[Stored data entries]
◆ ◆ ◆ ◆

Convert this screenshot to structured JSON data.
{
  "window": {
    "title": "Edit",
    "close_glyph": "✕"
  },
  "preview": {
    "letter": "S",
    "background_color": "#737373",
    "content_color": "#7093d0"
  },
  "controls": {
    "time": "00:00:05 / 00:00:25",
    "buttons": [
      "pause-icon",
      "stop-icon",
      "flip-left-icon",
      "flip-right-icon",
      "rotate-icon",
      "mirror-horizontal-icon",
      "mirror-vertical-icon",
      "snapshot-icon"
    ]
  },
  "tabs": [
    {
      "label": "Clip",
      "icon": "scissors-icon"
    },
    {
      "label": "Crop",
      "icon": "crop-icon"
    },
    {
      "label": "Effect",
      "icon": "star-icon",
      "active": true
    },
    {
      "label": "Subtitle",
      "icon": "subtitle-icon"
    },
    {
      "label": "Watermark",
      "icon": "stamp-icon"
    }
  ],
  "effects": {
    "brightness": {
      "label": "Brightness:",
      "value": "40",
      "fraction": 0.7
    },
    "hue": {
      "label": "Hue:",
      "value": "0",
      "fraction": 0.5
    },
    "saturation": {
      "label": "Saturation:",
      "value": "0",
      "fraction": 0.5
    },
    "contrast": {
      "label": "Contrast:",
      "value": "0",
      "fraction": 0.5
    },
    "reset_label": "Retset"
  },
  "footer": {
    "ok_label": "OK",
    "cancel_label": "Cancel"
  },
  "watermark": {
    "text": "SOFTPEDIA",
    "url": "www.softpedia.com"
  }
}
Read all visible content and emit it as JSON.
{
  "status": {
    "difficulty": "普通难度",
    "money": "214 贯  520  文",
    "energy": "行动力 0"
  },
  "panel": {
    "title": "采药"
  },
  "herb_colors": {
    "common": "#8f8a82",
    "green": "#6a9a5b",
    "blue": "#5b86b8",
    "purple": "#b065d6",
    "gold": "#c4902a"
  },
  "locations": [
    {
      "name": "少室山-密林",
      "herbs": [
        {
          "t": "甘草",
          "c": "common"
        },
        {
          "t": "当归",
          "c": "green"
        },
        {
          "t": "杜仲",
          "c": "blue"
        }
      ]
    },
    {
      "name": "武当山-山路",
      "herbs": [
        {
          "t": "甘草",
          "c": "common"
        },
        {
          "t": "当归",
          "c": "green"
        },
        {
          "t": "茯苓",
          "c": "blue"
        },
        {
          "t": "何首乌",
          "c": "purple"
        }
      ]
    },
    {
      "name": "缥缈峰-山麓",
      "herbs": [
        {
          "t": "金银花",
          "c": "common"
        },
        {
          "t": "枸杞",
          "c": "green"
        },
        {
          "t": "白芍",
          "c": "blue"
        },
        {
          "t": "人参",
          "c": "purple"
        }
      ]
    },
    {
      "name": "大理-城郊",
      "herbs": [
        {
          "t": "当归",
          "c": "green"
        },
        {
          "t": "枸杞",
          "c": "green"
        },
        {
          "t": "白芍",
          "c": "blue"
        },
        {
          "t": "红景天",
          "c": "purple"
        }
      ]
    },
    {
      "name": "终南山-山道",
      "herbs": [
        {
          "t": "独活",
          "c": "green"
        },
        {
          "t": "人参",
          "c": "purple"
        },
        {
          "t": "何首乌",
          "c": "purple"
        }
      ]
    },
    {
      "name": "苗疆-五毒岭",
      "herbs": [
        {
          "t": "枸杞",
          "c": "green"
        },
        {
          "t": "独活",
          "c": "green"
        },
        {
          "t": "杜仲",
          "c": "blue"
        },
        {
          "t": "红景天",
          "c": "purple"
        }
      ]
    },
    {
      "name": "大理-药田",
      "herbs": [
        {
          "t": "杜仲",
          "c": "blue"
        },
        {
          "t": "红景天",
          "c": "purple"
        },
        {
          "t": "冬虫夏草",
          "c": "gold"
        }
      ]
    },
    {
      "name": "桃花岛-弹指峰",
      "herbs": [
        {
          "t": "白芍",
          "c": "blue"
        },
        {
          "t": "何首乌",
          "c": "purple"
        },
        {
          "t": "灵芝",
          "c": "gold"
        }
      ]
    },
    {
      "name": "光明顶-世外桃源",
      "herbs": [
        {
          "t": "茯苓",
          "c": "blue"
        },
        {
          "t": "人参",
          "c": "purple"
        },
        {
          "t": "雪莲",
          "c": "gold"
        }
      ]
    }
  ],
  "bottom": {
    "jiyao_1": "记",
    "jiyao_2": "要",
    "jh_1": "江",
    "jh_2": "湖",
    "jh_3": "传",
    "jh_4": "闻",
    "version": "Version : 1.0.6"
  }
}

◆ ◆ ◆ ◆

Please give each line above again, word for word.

▸ Expected output:
Convert this screenshot to structured JSON data.
{
  "window": {
    "title": "Edit",
    "close_glyph": "✕"
  },
  "preview": {
    "letter": "S",
    "background_color": "#737373",
    "content_color": "#7093d0"
  },
  "controls": {
    "time": "00:00:05 / 00:00:25",
    "buttons": [
      "pause-icon",
      "stop-icon",
      "flip-left-icon",
      "flip-right-icon",
      "rotate-icon",
      "mirror-horizontal-icon",
      "mirror-vertical-icon",
      "snapshot-icon"
    ]
  },
  "tabs": [
    {
      "label": "Clip",
      "icon": "scissors-icon"
    },
    {
      "label": "Crop",
      "icon": "crop-icon"
    },
    {
      "label": "Effect",
      "icon": "star-icon",
      "active": true
    },
    {
      "label": "Subtitle",
      "icon": "subtitle-icon"
    },
    {
      "label": "Watermark",
      "icon": "stamp-icon"
    }
  ],
  "effects": {
    "brightness": {
      "label": "Brightness:",
      "value": "40",
      "fraction": 0.7
    },
    "hue": {
      "label": "Hue:",
      "value": "0",
      "fraction": 0.5
    },
    "saturation": {
      "label": "Saturation:",
      "value": "0",
      "fraction": 0.5
    },
    "contrast": {
      "label": "Contrast:",
      "value": "0",
      "fraction": 0.5
    },
    "reset_label": "Retset"
  },
  "footer": {
    "ok_label": "OK",
    "cancel_label": "Cancel"
  },
  "watermark": {
    "text": "SOFTPEDIA",
    "url": "www.softpedia.com"
  }
}
Read all visible content and emit it as JSON.
{
  "status": {
    "difficulty": "普通难度",
    "money": "214 贯  520  文",
    "energy": "行动力 0"
  },
  "panel": {
    "title": "采药"
  },
  "herb_colors": {
    "common": "#8f8a82",
    "green": "#6a9a5b",
    "blue": "#5b86b8",
    "purple": "#b065d6",
    "gold": "#c4902a"
  },
  "locations": [
    {
      "name": "少室山-密林",
      "herbs": [
        {
          "t": "甘草",
          "c": "common"
        },
        {
          "t": "当归",
          "c": "green"
        },
        {
          "t": "杜仲",
          "c": "blue"
        }
      ]
    },
    {
      "name": "武当山-山路",
      "herbs": [
        {
          "t": "甘草",
          "c": "common"
        },
        {
          "t": "当归",
          "c": "green"
        },
        {
          "t": "茯苓",
          "c": "blue"
        },
        {
          "t": "何首乌",
          "c": "purple"
        }
      ]
    },
    {
      "name": "缥缈峰-山麓",
      "herbs": [
        {
          "t": "金银花",
          "c": "common"
        },
        {
          "t": "枸杞",
          "c": "green"
        },
        {
          "t": "白芍",
          "c": "blue"
        },
        {
          "t": "人参",
          "c": "purple"
        }
      ]
    },
    {
      "name": "大理-城郊",
      "herbs": [
        {
          "t": "当归",
          "c": "green"
        },
        {
          "t": "枸杞",
          "c": "green"
        },
        {
          "t": "白芍",
          "c": "blue"
        },
        {
          "t": "红景天",
          "c": "purple"
        }
      ]
    },
    {
      "name": "终南山-山道",
      "herbs": [
        {
          "t": "独活",
          "c": "green"
        },
        {
          "t": "人参",
          "c": "purple"
        },
        {
          "t": "何首乌",
          "c": "purple"
        }
      ]
    },
    {
      "name": "苗疆-五毒岭",
      "herbs": [
        {
          "t": "枸杞",
          "c": "green"
        },
        {
          "t": "独活",
          "c": "green"
        },
        {
          "t": "杜仲",
          "c": "blue"
        },
        {
          "t": "红景天",
          "c": "purple"
        }
      ]
    },
    {
      "name": "大理-药田",
      "herbs": [
        {
          "t": "杜仲",
          "c": "blue"
        },
        {
          "t": "红景天",
          "c": "purple"
        },
        {
          "t": "冬虫夏草",
          "c": "gold"
        }
      ]
    },
    {
      "name": "桃花岛-弹指峰",
      "herbs": [
        {
          "t": "白芍",
          "c": "blue"
        },
        {
          "t": "何首乌",
          "c": "purple"
        },
        {
          "t": "灵芝",
          "c": "gold"
        }
      ]
    },
    {
      "name": "光明顶-世外桃源",
      "herbs": [
        {
          "t": "茯苓",
          "c": "blue"
        },
        {
          "t": "人参",
          "c": "purple"
        },
        {
          "t": "雪莲",
          "c": "gold"
        }
      ]
    }
  ],
  "bottom": {
    "jiyao_1": "记",
    "jiyao_2": "要",
    "jh_1": "江",
    "jh_2": "湖",
    "jh_3": "传",
    "jh_4": "闻",
    "version": "Version : 1.0.6"
  }
}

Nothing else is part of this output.